▶ Instructions to follow:
Repeat every entry below exactly.

(Dataset rows describing interfaces)
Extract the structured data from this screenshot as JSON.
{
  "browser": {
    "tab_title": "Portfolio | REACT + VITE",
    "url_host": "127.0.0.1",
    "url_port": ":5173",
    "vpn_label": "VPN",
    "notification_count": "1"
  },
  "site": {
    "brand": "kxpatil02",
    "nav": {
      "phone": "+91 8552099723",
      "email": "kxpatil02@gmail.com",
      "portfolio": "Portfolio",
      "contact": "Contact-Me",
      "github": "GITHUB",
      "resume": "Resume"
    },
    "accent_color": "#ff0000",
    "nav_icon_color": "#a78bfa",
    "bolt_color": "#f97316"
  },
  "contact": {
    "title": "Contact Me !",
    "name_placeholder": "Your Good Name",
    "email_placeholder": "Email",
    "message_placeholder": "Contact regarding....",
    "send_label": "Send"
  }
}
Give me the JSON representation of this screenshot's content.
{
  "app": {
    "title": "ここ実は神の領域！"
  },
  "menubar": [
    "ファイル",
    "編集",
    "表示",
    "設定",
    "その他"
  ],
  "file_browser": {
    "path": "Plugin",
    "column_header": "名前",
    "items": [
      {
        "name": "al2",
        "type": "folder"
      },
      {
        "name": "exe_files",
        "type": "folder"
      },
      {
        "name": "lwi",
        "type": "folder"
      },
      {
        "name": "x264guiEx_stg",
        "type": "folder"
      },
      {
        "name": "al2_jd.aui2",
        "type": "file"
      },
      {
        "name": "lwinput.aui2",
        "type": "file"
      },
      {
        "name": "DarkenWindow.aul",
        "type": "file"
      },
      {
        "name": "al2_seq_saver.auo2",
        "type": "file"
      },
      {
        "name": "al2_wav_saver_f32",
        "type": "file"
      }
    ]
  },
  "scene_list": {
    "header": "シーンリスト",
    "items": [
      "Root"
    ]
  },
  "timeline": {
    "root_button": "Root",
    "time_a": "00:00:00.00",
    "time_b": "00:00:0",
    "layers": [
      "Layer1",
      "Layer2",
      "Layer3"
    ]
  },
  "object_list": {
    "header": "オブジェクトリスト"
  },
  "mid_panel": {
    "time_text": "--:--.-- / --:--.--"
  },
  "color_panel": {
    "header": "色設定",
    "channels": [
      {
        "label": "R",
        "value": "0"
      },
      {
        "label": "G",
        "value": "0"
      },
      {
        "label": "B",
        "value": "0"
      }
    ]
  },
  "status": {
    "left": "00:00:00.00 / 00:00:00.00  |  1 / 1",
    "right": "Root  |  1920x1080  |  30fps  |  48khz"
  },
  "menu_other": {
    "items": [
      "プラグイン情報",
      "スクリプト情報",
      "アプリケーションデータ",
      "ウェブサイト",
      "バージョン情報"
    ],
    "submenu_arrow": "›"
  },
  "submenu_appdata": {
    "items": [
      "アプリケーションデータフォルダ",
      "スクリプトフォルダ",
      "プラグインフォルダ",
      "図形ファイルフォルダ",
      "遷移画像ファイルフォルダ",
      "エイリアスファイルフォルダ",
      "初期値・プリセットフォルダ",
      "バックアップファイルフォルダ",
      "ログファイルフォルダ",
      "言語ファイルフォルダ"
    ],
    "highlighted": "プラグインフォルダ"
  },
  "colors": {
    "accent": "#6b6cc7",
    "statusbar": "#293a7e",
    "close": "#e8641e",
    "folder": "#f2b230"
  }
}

▶ Task result:
Extract the structured data from this screenshot as JSON.
{
  "browser": {
    "tab_title": "Portfolio | REACT + VITE",
    "url_host": "127.0.0.1",
    "url_port": ":5173",
    "vpn_label": "VPN",
    "notification_count": "1"
  },
  "site": {
    "brand": "kxpatil02",
    "nav": {
      "phone": "+91 8552099723",
      "email": "kxpatil02@gmail.com",
      "portfolio": "Portfolio",
      "contact": "Contact-Me",
      "github": "GITHUB",
      "resume": "Resume"
    },
    "accent_color": "#ff0000",
    "nav_icon_color": "#a78bfa",
    "bolt_color": "#f97316"
  },
  "contact": {
    "title": "Contact Me !",
    "name_placeholder": "Your Good Name",
    "email_placeholder": "Email",
    "message_placeholder": "Contact regarding....",
    "send_label": "Send"
  }
}
Give me the JSON representation of this screenshot's content.
{
  "app": {
    "title": "ここ実は神の領域！"
  },
  "menubar": [
    "ファイル",
    "編集",
    "表示",
    "設定",
    "その他"
  ],
  "file_browser": {
    "path": "Plugin",
    "column_header": "名前",
    "items": [
      {
        "name": "al2",
        "type": "folder"
      },
      {
        "name": "exe_files",
        "type": "folder"
      },
      {
        "name": "lwi",
        "type": "folder"
      },
      {
        "name": "x264guiEx_stg",
        "type": "folder"
      },
      {
        "name": "al2_jd.aui2",
        "type": "file"
      },
      {
        "name": "lwinput.aui2",
        "type": "file"
      },
      {
        "name": "DarkenWindow.aul",
        "type": "file"
      },
      {
        "name": "al2_seq_saver.auo2",
        "type": "file"
      },
      {
        "name": "al2_wav_saver_f32",
        "type": "file"
      }
    ]
  },
  "scene_list": {
    "header": "シーンリスト",
    "items": [
      "Root"
    ]
  },
  "timeline": {
    "root_button": "Root",
    "time_a": "00:00:00.00",
    "time_b": "00:00:0",
    "layers": [
      "Layer1",
      "Layer2",
      "Layer3"
    ]
  },
  "object_list": {
    "header": "オブジェクトリスト"
  },
  "mid_panel": {
    "time_text": "--:--.-- / --:--.--"
  },
  "color_panel": {
    "header": "色設定",
    "channels": [
      {
        "label": "R",
        "value": "0"
      },
      {
        "label": "G",
        "value": "0"
      },
      {
        "label": "B",
        "value": "0"
      }
    ]
  },
  "status": {
    "left": "00:00:00.00 / 00:00:00.00  |  1 / 1",
    "right": "Root  |  1920x1080  |  30fps  |  48khz"
  },
  "menu_other": {
    "items": [
      "プラグイン情報",
      "スクリプト情報",
      "アプリケーションデータ",
      "ウェブサイト",
      "バージョン情報"
    ],
    "submenu_arrow": "›"
  },
  "submenu_appdata": {
    "items": [
      "アプリケーションデータフォルダ",
      "スクリプトフォルダ",
      "プラグインフォルダ",
      "図形ファイルフォルダ",
      "遷移画像ファイルフォルダ",
      "エイリアスファイルフォルダ",
      "初期値・プリセットフォルダ",
      "バックアップファイルフォルダ",
      "ログファイルフォルダ",
      "言語ファイルフォルダ"
    ],
    "highlighted": "プラグインフォルダ"
  },
  "colors": {
    "accent": "#6b6cc7",
    "statusbar": "#293a7e",
    "close": "#e8641e",
    "folder": "#f2b230"
  }
}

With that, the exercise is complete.